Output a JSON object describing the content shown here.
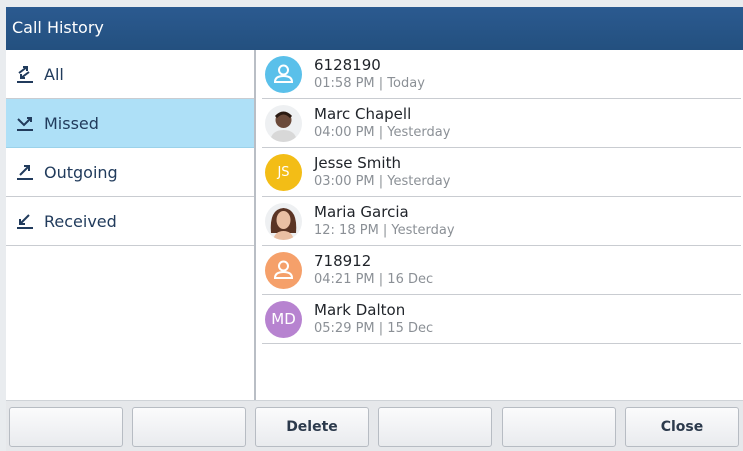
{
  "window": {
    "title": "Call History"
  },
  "filters": [
    {
      "label": "All",
      "icon": "all-calls-icon",
      "selected": false
    },
    {
      "label": "Missed",
      "icon": "missed-call-icon",
      "selected": true
    },
    {
      "label": "Outgoing",
      "icon": "outgoing-call-icon",
      "selected": false
    },
    {
      "label": "Received",
      "icon": "received-call-icon",
      "selected": false
    }
  ],
  "calls": [
    {
      "name": "6128190",
      "time": "01:58 PM | Today",
      "avatar": {
        "type": "contact-icon",
        "color": "#5ac0ea"
      }
    },
    {
      "name": "Marc Chapell",
      "time": "04:00 PM | Yesterday",
      "avatar": {
        "type": "photo",
        "color": "#6b4a3a"
      }
    },
    {
      "name": "Jesse Smith",
      "time": "03:00 PM | Yesterday",
      "avatar": {
        "type": "initials",
        "initials": "JS",
        "color": "#f3bd16"
      }
    },
    {
      "name": "Maria Garcia",
      "time": "12: 18 PM | Yesterday",
      "avatar": {
        "type": "photo",
        "color": "#5a3424"
      }
    },
    {
      "name": "718912",
      "time": "04:21 PM | 16 Dec",
      "avatar": {
        "type": "contact-icon",
        "color": "#f5a06a"
      }
    },
    {
      "name": "Mark Dalton",
      "time": "05:29 PM | 15 Dec",
      "avatar": {
        "type": "initials",
        "initials": "MD",
        "color": "#b783d0"
      }
    }
  ],
  "softkeys": [
    "",
    "",
    "Delete",
    "",
    "",
    "Close"
  ],
  "colors": {
    "titlebar": "#23507f",
    "selected": "#aee0f7",
    "accent": "#213b5c"
  }
}
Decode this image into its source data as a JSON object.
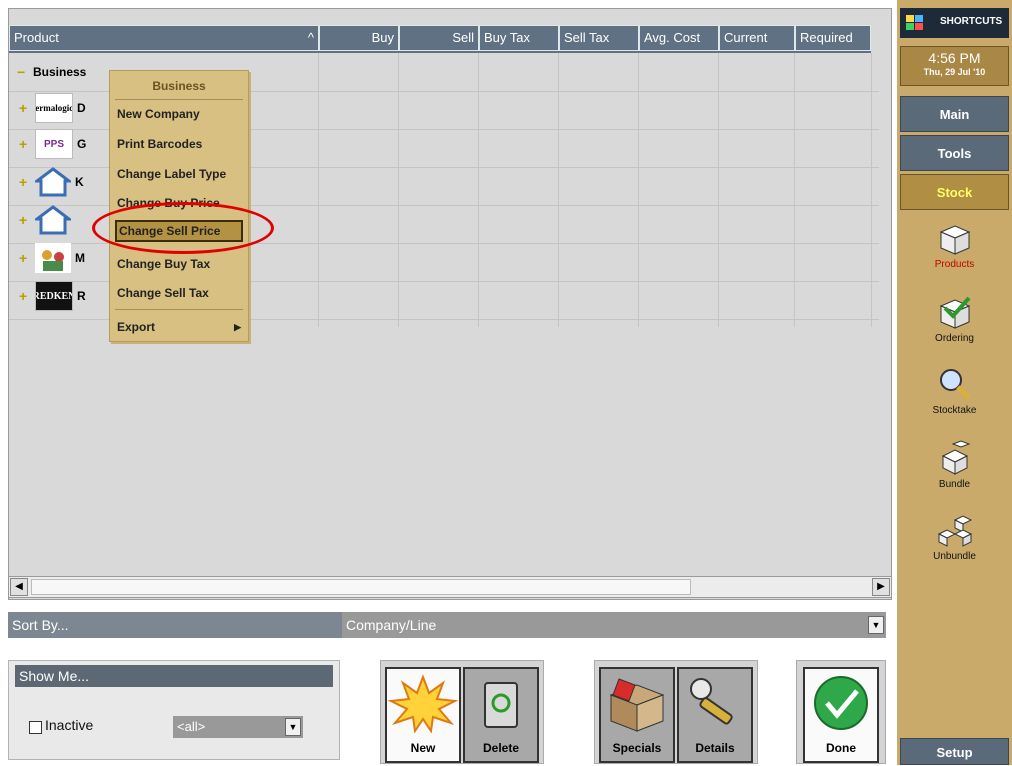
{
  "table": {
    "columns": [
      "Product",
      "Buy",
      "Sell",
      "Buy Tax",
      "Sell Tax",
      "Avg. Cost",
      "Current",
      "Required"
    ],
    "sort_indicator": "^",
    "root": "Business",
    "rows": [
      {
        "logo": "dermalogica",
        "label": "D"
      },
      {
        "logo": "PPS",
        "label": "G"
      },
      {
        "logo": "",
        "label": "K"
      },
      {
        "logo": "",
        "label": ""
      },
      {
        "logo": "",
        "label": "M"
      },
      {
        "logo": "REDKEN",
        "label": "R"
      }
    ]
  },
  "context_menu": {
    "title": "Business",
    "items": [
      "New Company",
      "Print Barcodes",
      "Change Label Type",
      "Change Buy Price",
      "Change Sell Price",
      "Change Buy Tax",
      "Change Sell Tax"
    ],
    "export": "Export",
    "selected": "Change Sell Price"
  },
  "sort": {
    "label": "Sort By...",
    "value": "Company/Line"
  },
  "show_me": {
    "label": "Show Me...",
    "inactive": "Inactive",
    "filter": "<all>"
  },
  "buttons": {
    "new": "New",
    "delete": "Delete",
    "specials": "Specials",
    "details": "Details",
    "done": "Done"
  },
  "sidebar": {
    "shortcuts": "SHORTCUTS",
    "time": "4:56 PM",
    "date": "Thu, 29 Jul '10",
    "main": "Main",
    "tools": "Tools",
    "stock": "Stock",
    "setup": "Setup",
    "items": [
      "Products",
      "Ordering",
      "Stocktake",
      "Bundle",
      "Unbundle"
    ]
  }
}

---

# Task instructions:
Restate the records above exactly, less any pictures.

# Task output:
Output a JSON object describing the content shown here.
{
  "window": {
    "title": "Call History"
  },
  "filters": [
    {
      "label": "All",
      "icon": "all-calls-icon",
      "selected": false
    },
    {
      "label": "Missed",
      "icon": "missed-call-icon",
      "selected": true
    },
    {
      "label": "Outgoing",
      "icon": "outgoing-call-icon",
      "selected": false
    },
    {
      "label": "Received",
      "icon": "received-call-icon",
      "selected": false
    }
  ],
  "calls": [
    {
      "name": "6128190",
      "time": "01:58 PM | Today",
      "avatar": {
        "type": "contact-icon",
        "color": "#5ac0ea"
      }
    },
    {
      "name": "Marc Chapell",
      "time": "04:00 PM | Yesterday",
      "avatar": {
        "type": "photo",
        "color": "#6b4a3a"
      }
    },
    {
      "name": "Jesse Smith",
      "time": "03:00 PM | Yesterday",
      "avatar": {
        "type": "initials",
        "initials": "JS",
        "color": "#f3bd16"
      }
    },
    {
      "name": "Maria Garcia",
      "time": "12: 18 PM | Yesterday",
      "avatar": {
        "type": "photo",
        "color": "#5a3424"
      }
    },
    {
      "name": "718912",
      "time": "04:21 PM | 16 Dec",
      "avatar": {
        "type": "contact-icon",
        "color": "#f5a06a"
      }
    },
    {
      "name": "Mark Dalton",
      "time": "05:29 PM | 15 Dec",
      "avatar": {
        "type": "initials",
        "initials": "MD",
        "color": "#b783d0"
      }
    }
  ],
  "softkeys": [
    "",
    "",
    "Delete",
    "",
    "",
    "Close"
  ],
  "colors": {
    "titlebar": "#23507f",
    "selected": "#aee0f7",
    "accent": "#213b5c"
  }
}
Decode this image into its source data as a JSON object.
{
  "table": {
    "columns": [
      "Product",
      "Buy",
      "Sell",
      "Buy Tax",
      "Sell Tax",
      "Avg. Cost",
      "Current",
      "Required"
    ],
    "sort_indicator": "^",
    "root": "Business",
    "rows": [
      {
        "logo": "dermalogica",
        "label": "D"
      },
      {
        "logo": "PPS",
        "label": "G"
      },
      {
        "logo": "",
        "label": "K"
      },
      {
        "logo": "",
        "label": ""
      },
      {
        "logo": "",
        "label": "M"
      },
      {
        "logo": "REDKEN",
        "label": "R"
      }
    ]
  },
  "context_menu": {
    "title": "Business",
    "items": [
      "New Company",
      "Print Barcodes",
      "Change Label Type",
      "Change Buy Price",
      "Change Sell Price",
      "Change Buy Tax",
      "Change Sell Tax"
    ],
    "export": "Export",
    "selected": "Change Sell Price"
  },
  "sort": {
    "label": "Sort By...",
    "value": "Company/Line"
  },
  "show_me": {
    "label": "Show Me...",
    "inactive": "Inactive",
    "filter": "<all>"
  },
  "buttons": {
    "new": "New",
    "delete": "Delete",
    "specials": "Specials",
    "details": "Details",
    "done": "Done"
  },
  "sidebar": {
    "shortcuts": "SHORTCUTS",
    "time": "4:56 PM",
    "date": "Thu, 29 Jul '10",
    "main": "Main",
    "tools": "Tools",
    "stock": "Stock",
    "setup": "Setup",
    "items": [
      "Products",
      "Ordering",
      "Stocktake",
      "Bundle",
      "Unbundle"
    ]
  }
}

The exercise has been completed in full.